**GIVEN DATA**
..............................
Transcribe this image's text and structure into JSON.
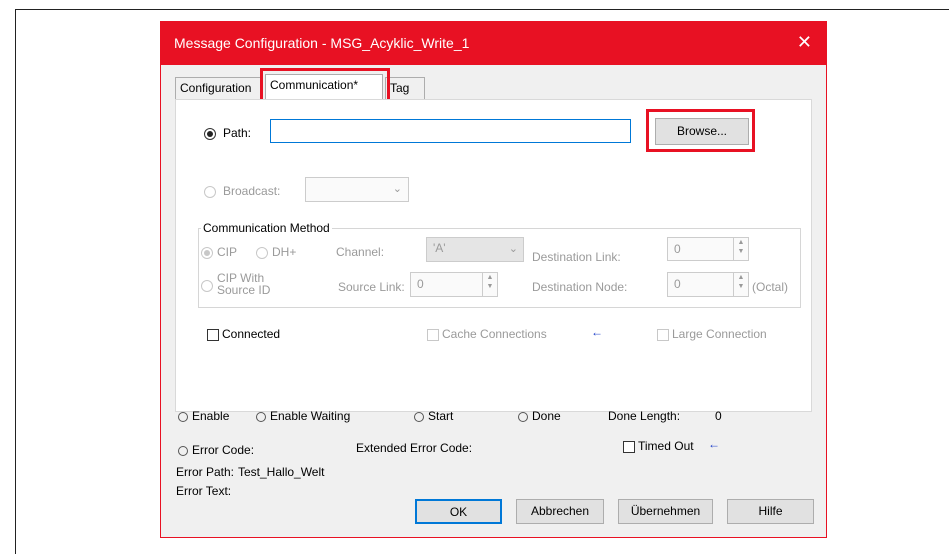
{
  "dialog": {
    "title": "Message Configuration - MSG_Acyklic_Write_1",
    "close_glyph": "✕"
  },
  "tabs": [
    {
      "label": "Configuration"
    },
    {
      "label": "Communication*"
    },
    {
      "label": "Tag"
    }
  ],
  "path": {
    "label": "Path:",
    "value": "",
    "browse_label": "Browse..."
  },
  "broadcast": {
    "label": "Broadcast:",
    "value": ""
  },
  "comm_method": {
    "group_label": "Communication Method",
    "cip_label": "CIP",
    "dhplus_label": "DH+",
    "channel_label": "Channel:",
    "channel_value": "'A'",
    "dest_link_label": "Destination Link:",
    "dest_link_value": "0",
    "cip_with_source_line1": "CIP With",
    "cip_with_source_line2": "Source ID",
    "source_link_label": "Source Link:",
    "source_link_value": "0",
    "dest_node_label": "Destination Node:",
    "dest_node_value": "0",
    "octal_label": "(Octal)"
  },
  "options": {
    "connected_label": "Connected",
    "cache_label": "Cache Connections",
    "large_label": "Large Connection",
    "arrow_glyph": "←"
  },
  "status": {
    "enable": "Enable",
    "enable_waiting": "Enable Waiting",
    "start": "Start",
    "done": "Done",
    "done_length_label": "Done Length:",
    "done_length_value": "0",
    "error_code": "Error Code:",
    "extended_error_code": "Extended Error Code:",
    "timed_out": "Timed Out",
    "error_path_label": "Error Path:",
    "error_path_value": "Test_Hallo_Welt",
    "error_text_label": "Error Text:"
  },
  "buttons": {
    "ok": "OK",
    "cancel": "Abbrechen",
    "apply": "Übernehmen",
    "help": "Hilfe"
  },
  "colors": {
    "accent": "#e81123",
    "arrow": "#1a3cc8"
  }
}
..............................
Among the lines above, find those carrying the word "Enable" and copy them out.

**ANSWER FOR THIS EXERCISE**
    "enable": "Enable",
    "enable_waiting": "Enable Waiting",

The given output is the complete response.